WHAT IS BEING ASKED:
Exclude the pictures, then copy all remaining records exactly.

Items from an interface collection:
════

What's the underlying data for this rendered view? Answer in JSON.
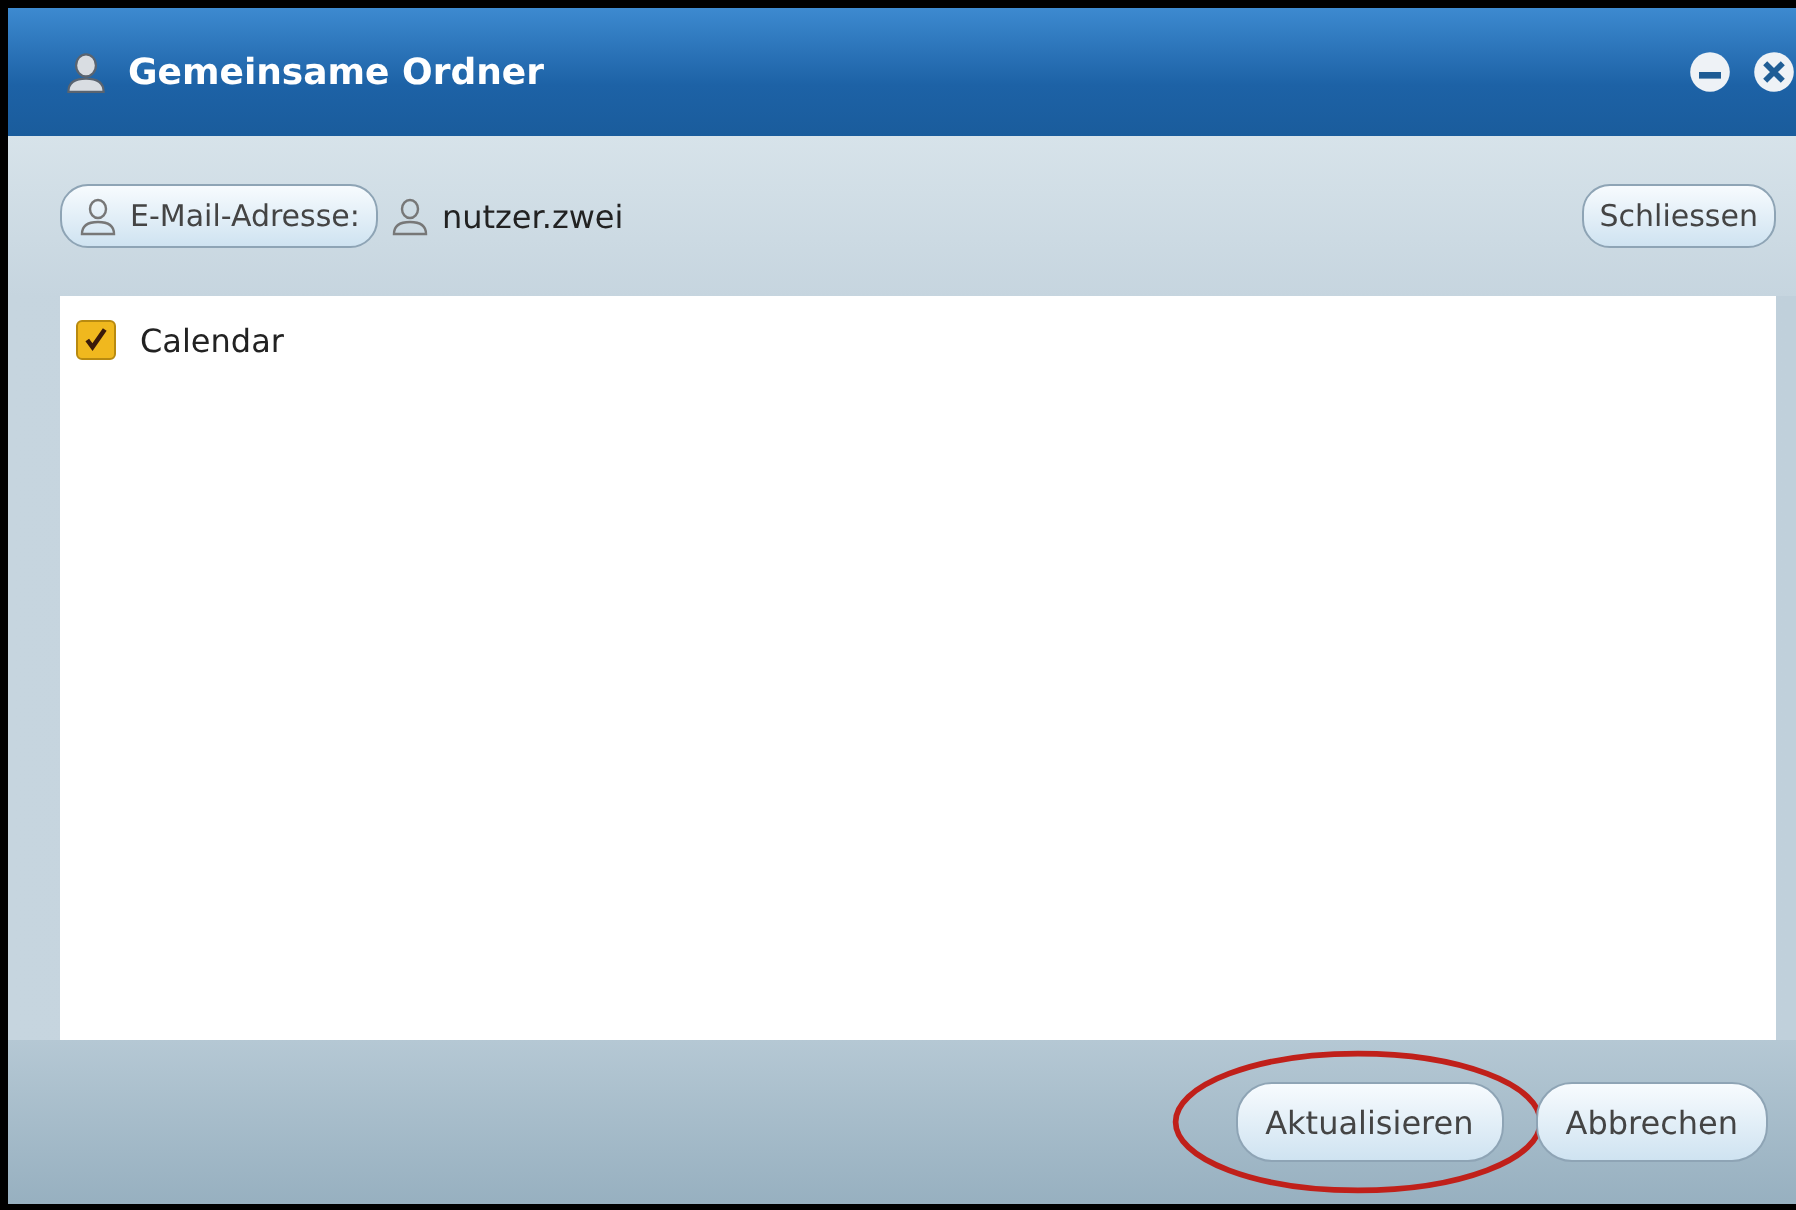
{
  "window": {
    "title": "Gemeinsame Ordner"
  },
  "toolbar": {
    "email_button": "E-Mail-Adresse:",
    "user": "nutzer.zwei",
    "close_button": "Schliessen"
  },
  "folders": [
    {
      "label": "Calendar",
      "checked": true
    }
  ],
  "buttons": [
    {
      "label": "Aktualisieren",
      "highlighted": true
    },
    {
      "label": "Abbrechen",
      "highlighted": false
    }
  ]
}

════

SOLUTION:
What's the underlying data for this rendered view? Answer in JSON.
{
  "window": {
    "title": "Gemeinsame Ordner"
  },
  "toolbar": {
    "email_button": "E-Mail-Adresse:",
    "user": "nutzer.zwei",
    "close_button": "Schliessen"
  },
  "folders": [
    {
      "label": "Calendar",
      "checked": true
    }
  ],
  "buttons": [
    {
      "label": "Aktualisieren",
      "highlighted": true
    },
    {
      "label": "Abbrechen",
      "highlighted": false
    }
  ]
}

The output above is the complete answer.